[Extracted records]
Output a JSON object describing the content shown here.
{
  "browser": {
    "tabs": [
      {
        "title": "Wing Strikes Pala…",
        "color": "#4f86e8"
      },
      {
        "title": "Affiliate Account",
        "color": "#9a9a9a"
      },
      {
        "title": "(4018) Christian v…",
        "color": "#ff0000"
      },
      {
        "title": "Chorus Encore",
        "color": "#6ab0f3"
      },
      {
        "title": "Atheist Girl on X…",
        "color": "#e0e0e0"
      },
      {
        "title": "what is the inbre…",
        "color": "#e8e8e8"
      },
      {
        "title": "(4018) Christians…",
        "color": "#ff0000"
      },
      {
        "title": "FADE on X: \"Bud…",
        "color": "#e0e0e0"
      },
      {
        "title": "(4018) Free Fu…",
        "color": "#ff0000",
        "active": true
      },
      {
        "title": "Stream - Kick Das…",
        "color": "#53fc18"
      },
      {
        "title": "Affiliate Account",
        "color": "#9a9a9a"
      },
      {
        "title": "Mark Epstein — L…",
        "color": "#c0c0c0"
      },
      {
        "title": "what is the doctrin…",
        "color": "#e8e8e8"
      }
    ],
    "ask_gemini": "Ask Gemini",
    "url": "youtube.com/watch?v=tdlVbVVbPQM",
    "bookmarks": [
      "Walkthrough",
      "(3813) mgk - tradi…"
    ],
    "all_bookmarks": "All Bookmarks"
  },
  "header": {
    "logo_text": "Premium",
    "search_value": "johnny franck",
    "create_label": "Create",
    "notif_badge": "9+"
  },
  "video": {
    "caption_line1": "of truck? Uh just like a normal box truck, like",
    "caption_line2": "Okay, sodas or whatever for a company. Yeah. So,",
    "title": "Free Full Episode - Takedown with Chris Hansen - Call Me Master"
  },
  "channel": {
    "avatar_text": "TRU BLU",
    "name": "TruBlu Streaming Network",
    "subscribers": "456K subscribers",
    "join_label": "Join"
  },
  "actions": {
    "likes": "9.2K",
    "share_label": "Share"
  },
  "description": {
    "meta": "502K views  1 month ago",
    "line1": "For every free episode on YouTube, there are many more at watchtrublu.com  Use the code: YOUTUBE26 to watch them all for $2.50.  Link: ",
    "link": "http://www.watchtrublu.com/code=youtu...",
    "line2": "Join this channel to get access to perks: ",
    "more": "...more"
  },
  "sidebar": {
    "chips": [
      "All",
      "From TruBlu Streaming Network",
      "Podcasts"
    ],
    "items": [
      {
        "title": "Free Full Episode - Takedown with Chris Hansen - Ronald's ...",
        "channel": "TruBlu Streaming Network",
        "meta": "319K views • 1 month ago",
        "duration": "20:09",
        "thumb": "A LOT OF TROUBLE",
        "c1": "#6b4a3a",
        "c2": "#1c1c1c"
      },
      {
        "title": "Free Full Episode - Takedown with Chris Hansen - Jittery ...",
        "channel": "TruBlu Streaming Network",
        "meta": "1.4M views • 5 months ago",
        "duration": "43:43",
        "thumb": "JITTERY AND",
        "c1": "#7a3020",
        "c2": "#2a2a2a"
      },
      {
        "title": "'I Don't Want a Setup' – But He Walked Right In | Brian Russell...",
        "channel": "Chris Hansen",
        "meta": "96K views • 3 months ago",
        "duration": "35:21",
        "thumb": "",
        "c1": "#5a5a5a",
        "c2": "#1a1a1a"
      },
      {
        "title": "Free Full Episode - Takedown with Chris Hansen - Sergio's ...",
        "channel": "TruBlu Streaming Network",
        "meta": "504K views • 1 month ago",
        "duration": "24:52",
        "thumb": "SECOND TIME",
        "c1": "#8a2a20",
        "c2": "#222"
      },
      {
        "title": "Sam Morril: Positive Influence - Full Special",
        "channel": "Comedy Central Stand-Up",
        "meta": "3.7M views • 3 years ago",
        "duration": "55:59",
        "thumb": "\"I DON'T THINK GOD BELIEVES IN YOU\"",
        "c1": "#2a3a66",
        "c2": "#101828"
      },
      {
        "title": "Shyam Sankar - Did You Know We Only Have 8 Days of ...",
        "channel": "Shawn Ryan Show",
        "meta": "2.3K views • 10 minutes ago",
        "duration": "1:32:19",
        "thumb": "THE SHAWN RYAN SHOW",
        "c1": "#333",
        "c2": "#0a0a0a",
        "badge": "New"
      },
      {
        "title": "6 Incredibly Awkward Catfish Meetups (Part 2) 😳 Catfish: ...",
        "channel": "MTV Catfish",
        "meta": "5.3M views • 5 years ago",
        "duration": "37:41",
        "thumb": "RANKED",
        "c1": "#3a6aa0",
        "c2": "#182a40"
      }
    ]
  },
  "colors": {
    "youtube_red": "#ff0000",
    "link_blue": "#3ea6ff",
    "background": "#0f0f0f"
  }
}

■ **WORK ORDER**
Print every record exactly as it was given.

■ **EXERCISE ANSWER**
Output a JSON object describing the content shown here.
{
  "browser": {
    "tabs": [
      {
        "title": "Wing Strikes Pala…",
        "color": "#4f86e8"
      },
      {
        "title": "Affiliate Account",
        "color": "#9a9a9a"
      },
      {
        "title": "(4018) Christian v…",
        "color": "#ff0000"
      },
      {
        "title": "Chorus Encore",
        "color": "#6ab0f3"
      },
      {
        "title": "Atheist Girl on X…",
        "color": "#e0e0e0"
      },
      {
        "title": "what is the inbre…",
        "color": "#e8e8e8"
      },
      {
        "title": "(4018) Christians…",
        "color": "#ff0000"
      },
      {
        "title": "FADE on X: \"Bud…",
        "color": "#e0e0e0"
      },
      {
        "title": "(4018) Free Fu…",
        "color": "#ff0000",
        "active": true
      },
      {
        "title": "Stream - Kick Das…",
        "color": "#53fc18"
      },
      {
        "title": "Affiliate Account",
        "color": "#9a9a9a"
      },
      {
        "title": "Mark Epstein — L…",
        "color": "#c0c0c0"
      },
      {
        "title": "what is the doctrin…",
        "color": "#e8e8e8"
      }
    ],
    "ask_gemini": "Ask Gemini",
    "url": "youtube.com/watch?v=tdlVbVVbPQM",
    "bookmarks": [
      "Walkthrough",
      "(3813) mgk - tradi…"
    ],
    "all_bookmarks": "All Bookmarks"
  },
  "header": {
    "logo_text": "Premium",
    "search_value": "johnny franck",
    "create_label": "Create",
    "notif_badge": "9+"
  },
  "video": {
    "caption_line1": "of truck? Uh just like a normal box truck, like",
    "caption_line2": "Okay, sodas or whatever for a company. Yeah. So,",
    "title": "Free Full Episode - Takedown with Chris Hansen - Call Me Master"
  },
  "channel": {
    "avatar_text": "TRU BLU",
    "name": "TruBlu Streaming Network",
    "subscribers": "456K subscribers",
    "join_label": "Join"
  },
  "actions": {
    "likes": "9.2K",
    "share_label": "Share"
  },
  "description": {
    "meta": "502K views  1 month ago",
    "line1": "For every free episode on YouTube, there are many more at watchtrublu.com  Use the code: YOUTUBE26 to watch them all for $2.50.  Link: ",
    "link": "http://www.watchtrublu.com/code=youtu...",
    "line2": "Join this channel to get access to perks: ",
    "more": "...more"
  },
  "sidebar": {
    "chips": [
      "All",
      "From TruBlu Streaming Network",
      "Podcasts"
    ],
    "items": [
      {
        "title": "Free Full Episode - Takedown with Chris Hansen - Ronald's ...",
        "channel": "TruBlu Streaming Network",
        "meta": "319K views • 1 month ago",
        "duration": "20:09",
        "thumb": "A LOT OF TROUBLE",
        "c1": "#6b4a3a",
        "c2": "#1c1c1c"
      },
      {
        "title": "Free Full Episode - Takedown with Chris Hansen - Jittery ...",
        "channel": "TruBlu Streaming Network",
        "meta": "1.4M views • 5 months ago",
        "duration": "43:43",
        "thumb": "JITTERY AND",
        "c1": "#7a3020",
        "c2": "#2a2a2a"
      },
      {
        "title": "'I Don't Want a Setup' – But He Walked Right In | Brian Russell...",
        "channel": "Chris Hansen",
        "meta": "96K views • 3 months ago",
        "duration": "35:21",
        "thumb": "",
        "c1": "#5a5a5a",
        "c2": "#1a1a1a"
      },
      {
        "title": "Free Full Episode - Takedown with Chris Hansen - Sergio's ...",
        "channel": "TruBlu Streaming Network",
        "meta": "504K views • 1 month ago",
        "duration": "24:52",
        "thumb": "SECOND TIME",
        "c1": "#8a2a20",
        "c2": "#222"
      },
      {
        "title": "Sam Morril: Positive Influence - Full Special",
        "channel": "Comedy Central Stand-Up",
        "meta": "3.7M views • 3 years ago",
        "duration": "55:59",
        "thumb": "\"I DON'T THINK GOD BELIEVES IN YOU\"",
        "c1": "#2a3a66",
        "c2": "#101828"
      },
      {
        "title": "Shyam Sankar - Did You Know We Only Have 8 Days of ...",
        "channel": "Shawn Ryan Show",
        "meta": "2.3K views • 10 minutes ago",
        "duration": "1:32:19",
        "thumb": "THE SHAWN RYAN SHOW",
        "c1": "#333",
        "c2": "#0a0a0a",
        "badge": "New"
      },
      {
        "title": "6 Incredibly Awkward Catfish Meetups (Part 2) 😳 Catfish: ...",
        "channel": "MTV Catfish",
        "meta": "5.3M views • 5 years ago",
        "duration": "37:41",
        "thumb": "RANKED",
        "c1": "#3a6aa0",
        "c2": "#182a40"
      }
    ]
  },
  "colors": {
    "youtube_red": "#ff0000",
    "link_blue": "#3ea6ff",
    "background": "#0f0f0f"
  }
}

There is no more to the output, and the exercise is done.